In fact, some of the revenue raisers included in the package, such as the corporate tax hike, are regarded as particularly damaging for economic output, due to their deleterious impact on investment. This is a clear example of how something can show up as a supposed mitigator of “cost” to the deficit, while actually imposing very real costs on the economy.
Economists then might disagree on the precise overall economic “cost” of this agenda, given the uncertainties and disputes about the full impacts of the programs. They would agree, however, that the cost to the private sector is large and certainly not “zero.”
When Psaki first used this “zero cost” line, in fact, I thought it so outrageous—such a flagrant misuse of widely understood terminology—that it would backfire and blow up on the administration. Professional economists would surely all rush to man the barricades to defend this basic economic concept (and, to be clear, some Democratic-leaning academics did).
Yet the overall response was fairly muted. Biden’s framework seems to be sticking as a way of assessing the costs of the bill. This is dangerous to our broader policy debates, because the “cost of government” to us is not the annual deficit, but the overall claim on output that government spending has on the market sector.
In truth, we are seeing all sorts of weird things happening in the reporting of this process. Last week, for example, the Washington Post’s Jeff Stein talked about how Joe Manchin’s steadfast opposition to such a large spending package had led to White House aides contemplating “grueling cuts” to the bill. Only in Washington could trimming a massive proposed increase in government expenditure that hasn’t actually been implemented yet be described as “grueling” or a “cut.”
Here’s the bottom line. Models from the Tax Foundation and the Penn Wharton Budget model have suggested that the gross revenues raised to “pay for” this bill (counting new tax credits instead as “spending”) are likely to add $2.1 trillion to $2.4 trillion to the public coffers through the next decade, meaning (contra the administration) the deficit will likely worsen. When everything washes out, the Penn Wharton analysis suggests the package overall could add $1.75 trillion in debt, before interest costs.

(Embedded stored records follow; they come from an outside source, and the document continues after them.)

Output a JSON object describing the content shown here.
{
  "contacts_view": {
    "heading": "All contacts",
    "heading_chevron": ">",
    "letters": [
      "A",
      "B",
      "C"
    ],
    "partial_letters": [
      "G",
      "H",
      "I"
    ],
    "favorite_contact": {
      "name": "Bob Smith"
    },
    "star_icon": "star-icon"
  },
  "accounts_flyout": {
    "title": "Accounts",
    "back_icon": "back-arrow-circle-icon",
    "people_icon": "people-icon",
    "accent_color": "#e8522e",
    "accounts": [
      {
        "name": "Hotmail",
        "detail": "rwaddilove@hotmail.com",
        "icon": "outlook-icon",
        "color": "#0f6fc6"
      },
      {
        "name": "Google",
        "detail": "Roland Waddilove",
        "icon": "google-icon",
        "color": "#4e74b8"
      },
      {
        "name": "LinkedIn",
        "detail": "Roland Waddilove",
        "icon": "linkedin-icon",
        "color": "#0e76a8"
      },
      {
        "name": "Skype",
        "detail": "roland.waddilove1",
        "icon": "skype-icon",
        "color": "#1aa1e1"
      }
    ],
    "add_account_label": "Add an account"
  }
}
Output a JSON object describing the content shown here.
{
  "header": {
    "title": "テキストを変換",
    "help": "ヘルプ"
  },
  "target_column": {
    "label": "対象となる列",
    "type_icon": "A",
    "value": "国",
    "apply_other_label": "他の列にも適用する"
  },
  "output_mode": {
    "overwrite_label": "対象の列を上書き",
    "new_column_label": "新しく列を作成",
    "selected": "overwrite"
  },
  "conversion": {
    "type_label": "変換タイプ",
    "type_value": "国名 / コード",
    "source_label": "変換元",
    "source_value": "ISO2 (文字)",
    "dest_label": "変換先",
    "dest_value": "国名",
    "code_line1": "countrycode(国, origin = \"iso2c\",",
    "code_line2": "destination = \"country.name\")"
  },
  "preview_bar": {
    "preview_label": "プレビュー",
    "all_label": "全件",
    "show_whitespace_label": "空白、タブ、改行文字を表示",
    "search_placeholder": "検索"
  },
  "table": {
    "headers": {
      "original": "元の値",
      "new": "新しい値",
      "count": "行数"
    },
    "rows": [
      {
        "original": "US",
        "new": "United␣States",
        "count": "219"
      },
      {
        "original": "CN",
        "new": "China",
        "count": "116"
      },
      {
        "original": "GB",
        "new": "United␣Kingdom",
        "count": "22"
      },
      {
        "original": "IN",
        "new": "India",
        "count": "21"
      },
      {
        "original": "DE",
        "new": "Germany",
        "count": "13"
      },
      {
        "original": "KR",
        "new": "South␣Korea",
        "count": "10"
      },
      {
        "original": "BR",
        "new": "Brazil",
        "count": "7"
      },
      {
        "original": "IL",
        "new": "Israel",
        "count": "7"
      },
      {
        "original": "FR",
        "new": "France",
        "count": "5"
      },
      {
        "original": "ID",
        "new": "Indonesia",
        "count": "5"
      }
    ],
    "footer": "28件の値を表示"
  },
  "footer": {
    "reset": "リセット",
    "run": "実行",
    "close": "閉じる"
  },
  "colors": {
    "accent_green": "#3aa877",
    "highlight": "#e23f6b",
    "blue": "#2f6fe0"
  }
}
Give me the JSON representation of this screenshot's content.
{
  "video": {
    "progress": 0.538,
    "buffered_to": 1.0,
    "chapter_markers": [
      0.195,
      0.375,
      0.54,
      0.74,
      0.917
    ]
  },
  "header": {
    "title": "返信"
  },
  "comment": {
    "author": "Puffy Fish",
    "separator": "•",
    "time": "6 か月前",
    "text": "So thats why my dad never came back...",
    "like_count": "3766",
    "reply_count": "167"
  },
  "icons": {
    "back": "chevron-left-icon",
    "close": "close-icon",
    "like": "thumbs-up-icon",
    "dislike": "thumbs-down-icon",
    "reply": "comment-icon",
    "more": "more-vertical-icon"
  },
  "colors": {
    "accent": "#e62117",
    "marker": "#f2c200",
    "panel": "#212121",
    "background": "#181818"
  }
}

But the true “cost” of the package to the private sector is not the same as the effects on the deficit, and should reflect the overall lost output owing to a much bigger government. The Biden worldview would suggest that even an expansion of federal spending to, say, 80 percent of GDP from its current 26.3 percent would have “zero cost,” provided tax revenues rose concurrently to the same level. Nobody would believe that—for it is absurd. Yet, somehow, the president is passing off his expansion of government as costless, and a lot of smart people are going along with it.